The purpose of this chapter is to assist in reducing the spread of COVID-19 within the City and is being enacted pursuant to the authority contained in Title 10 (Health) of the Official Compilation of Codes, Rules and Regulations of the State of New York, Part 66, Immunizations and Communicable Diseases, Subpart 66-3, entitled "COVID-19 Emergency Regulations," effective July 9, 2020.
As used in this chapter, the following terms shall have the meanings indicated:
- FACE MASKS AND FACE COVERINGS
- Face masks and face coverings include, but are not limited to, cloth (e.g. homemade, sewn, quick cut, bandana), surgical masks, N-95 respirators, and face shields, any one of which must cover the nose and mouth of the wearer.

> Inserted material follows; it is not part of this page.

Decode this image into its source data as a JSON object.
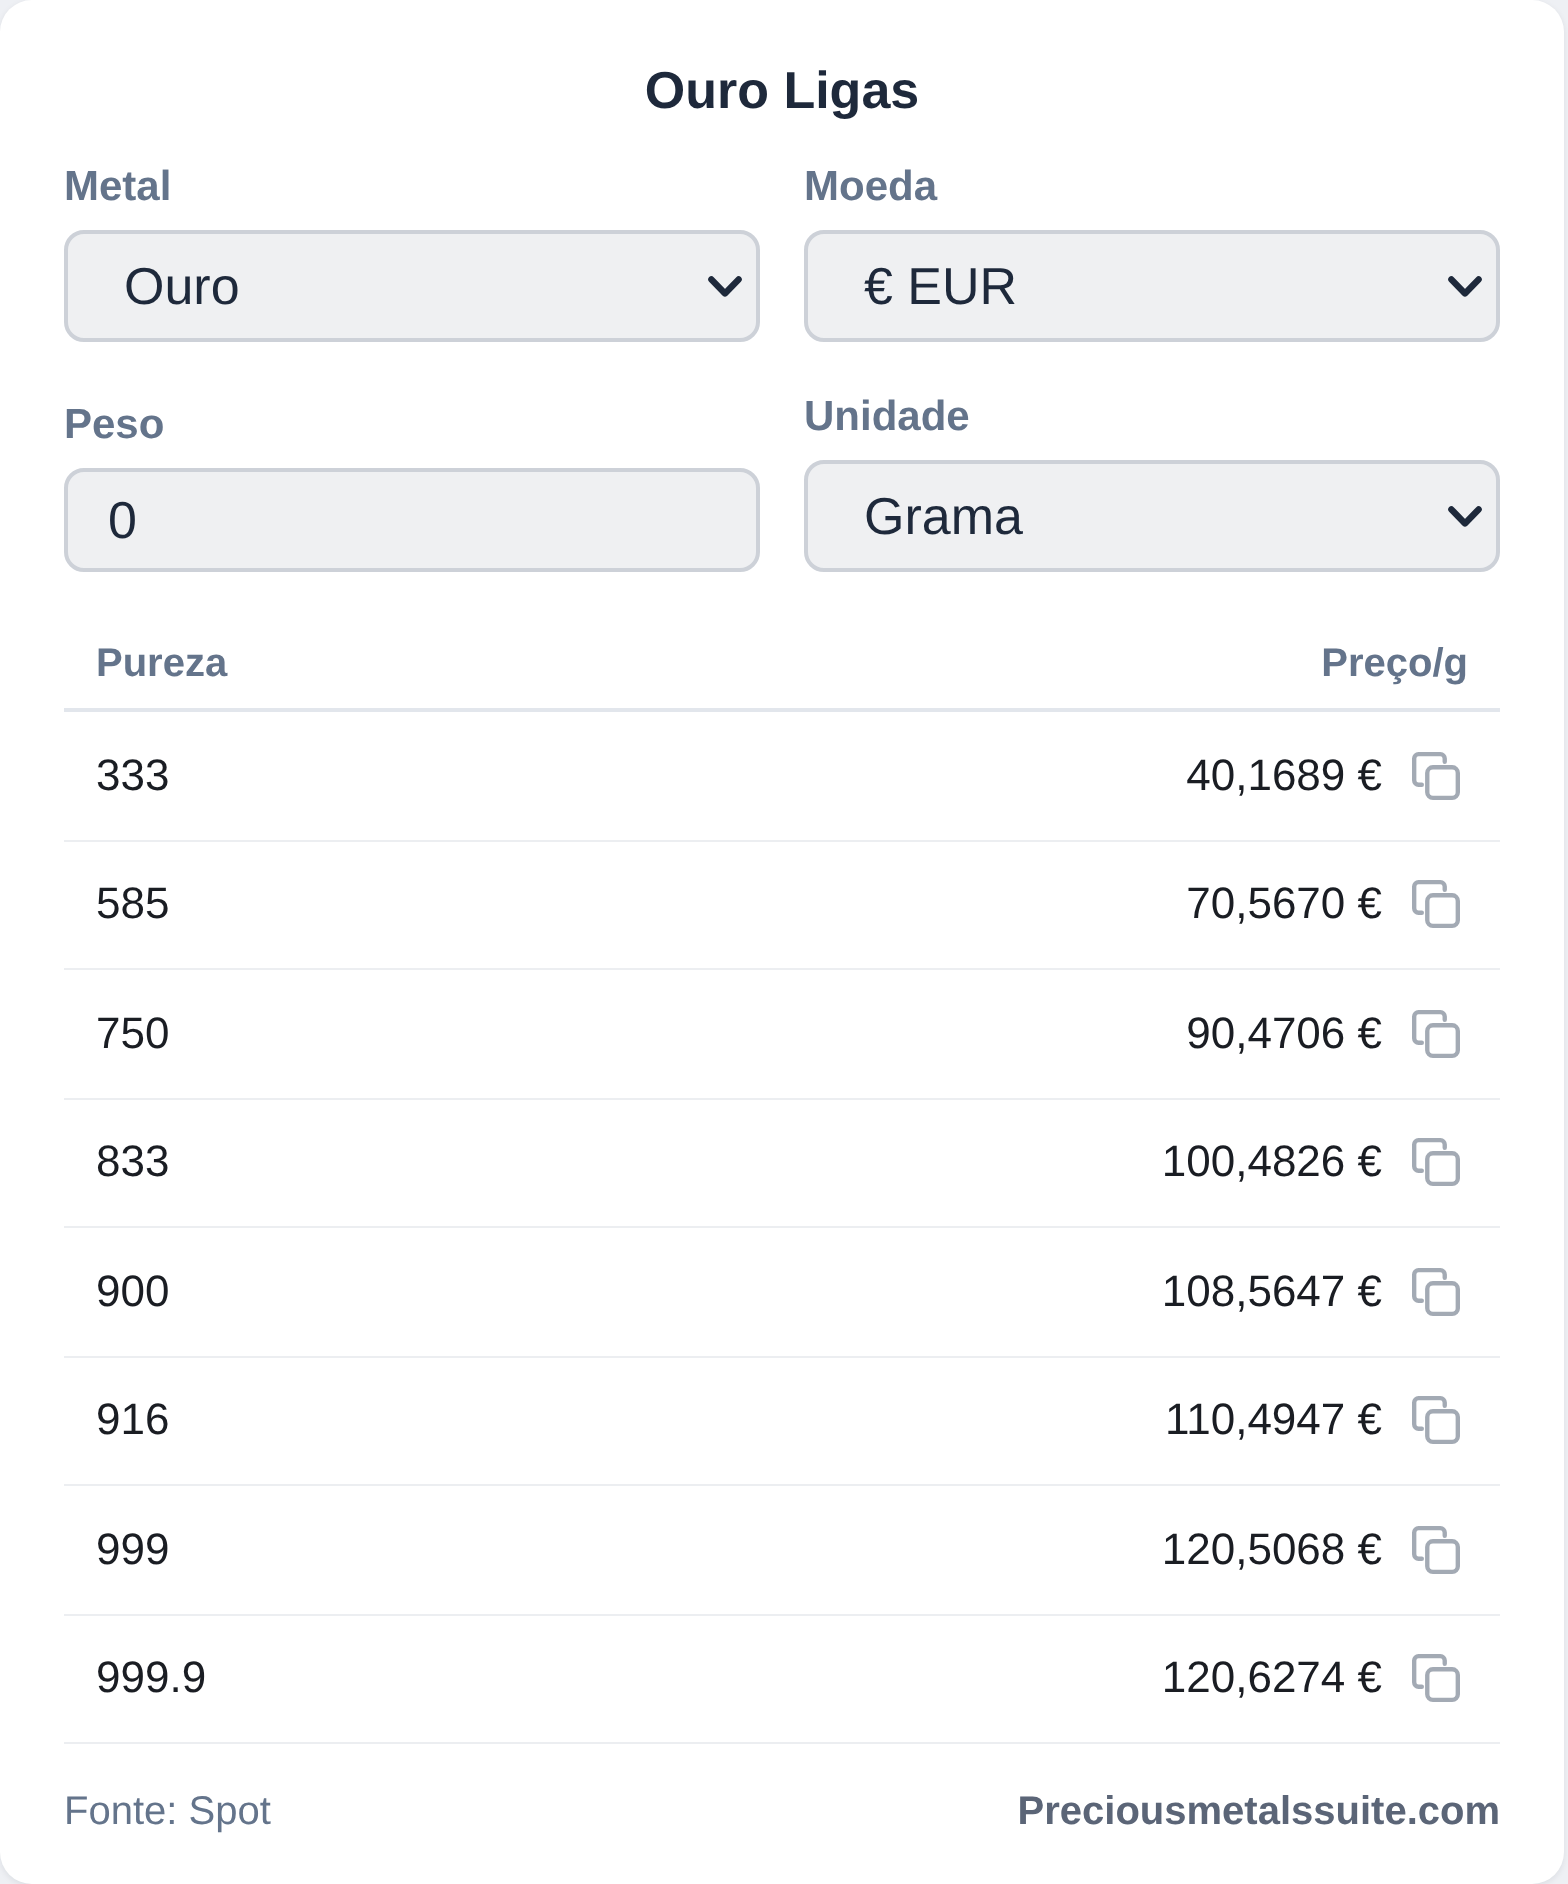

All persons must wear a face mask or face covering while in any public area within the MU-1 downtown shopping district as shown and described on the City of Oneonta Zoning District Map. Masks must be worn by customers when inside any business establishment; retail, restaurant or service provider. In addition, masks must also be worn by all persons in all other public areas of the City when there is less than a six-foot separation maintained between any two persons. The face mask or face covering must, at all times, be worn covering both the nose and mouth of the wearer.
This provision shall not apply to any person while in a moving, registered and licensed motor vehicle.
Face masks or face coverings shall not be required to be worn by any child under the age of two or by anyone who is unable to medically tolerate a face covering as determined by a New York licensed physician or mid-level provider; however, this provision shall not exempt any person from maintaining a distance of at least six feet from another person, except for a child under two, or when such person is with a guardian who is not a member of the household.
This provision shall not apply to any person while when they are stationary and seated, or standing while eating and/or drinking, at a City-approved outdoor eating area or within a restaurant or food-serving establishment in compliance with New York State Department of Health regulations.
Police officers, fire fighters, ambulance personnel and other first responders shall not be required to wear a face mask or face covering when not practical because they are engaged in a public safety matter of an emergency nature.
This chapter may only be enforced during the time that a Declaration of Emergency is issued by the New York State Governor due to an epidemic or disease outbreak that is communicable through droplet contact or airborne transmission.
The Police Department of the City of Oneonta shall enforce the provisions of this chapter.
Any person found guilty of a violation of this chapter shall be subject to a civil penalty in the form of a fine of up to $1,000 for an individual. Any business whose owner or employees are found guilty of a violation of this chapter while on the job shall be subject to a civil penalty in the form of a fine of up to $2,000.